Bauman has seen Alaskan Natives who have had to move entire villages away from flooding rivers as the sea rises, and told the audience of how the famed Iditarod Trail sled dog race had to move its starting point because there simply wasn't enough snow at the usual starting point last year. She recounted a time when her coworker, long before the effects of global warming were fully apparent, made a crack about her state that proved to be scarily accurate.
"I worked with a guy from Texas, and he was always talking about the great state of Texas, so I had to remind him that Alaska was bigger," Bauman said. "He looked at me and said, 'Wait 'till it melts.' I had no idea how right he was. Alaska right now is kind of ground zero for global warming."
Bauman said it isn't always easy speaking with climate change deniers, but she tries to approach them with respect. Pointing to data from fisheries and talking about a desire to preserve food sources for future generations, she is okay with educating those who ask her how she knows what she's saying is true. Bauman said in general, those that ask are the ones who will actually be receptive to new information.
"It depends on the person," Bauman said of how she would respond to a skeptic. "Generally speaking, I've found that a lot of people, if they don't ask for advice they really don't want it. ... If somebody came up to me and specifically asked, 'Why do you think climate change is going on?' I'd be very happy to tell them."
The presentation started a little bit late; a crowd had assembled, yet Bauman was nowhere in sight. This may have been because she didn't even know she was the star of the show until the last minute. Bauman said that she was originally excited to come to MSU and hear a speaker give a presentation on the Arctic and climate change — not understanding she was the speaker the email was referring to.
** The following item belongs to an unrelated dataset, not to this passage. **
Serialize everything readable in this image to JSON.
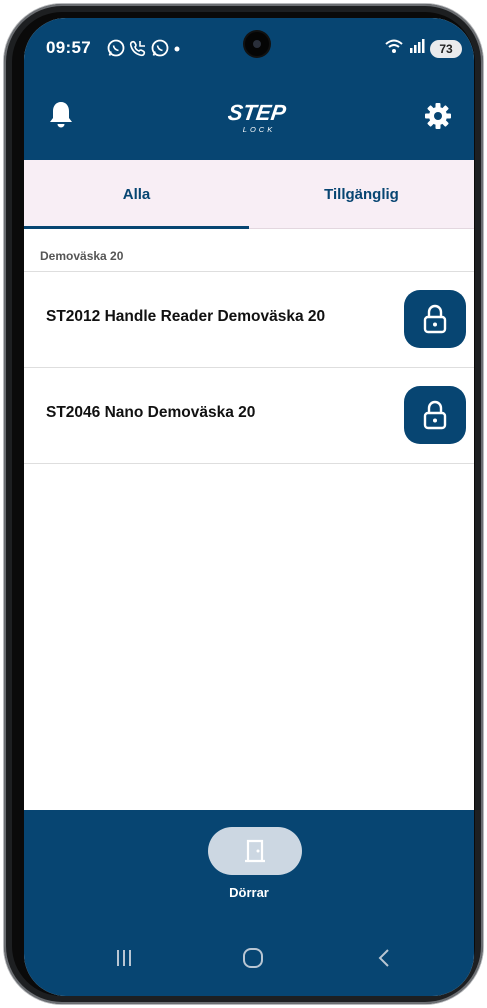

"I thought somebody else was speaking," Bauman said. "I heard there was going to be an Arctic speaker and I was looking forward to hearing him, and then I found out it was me."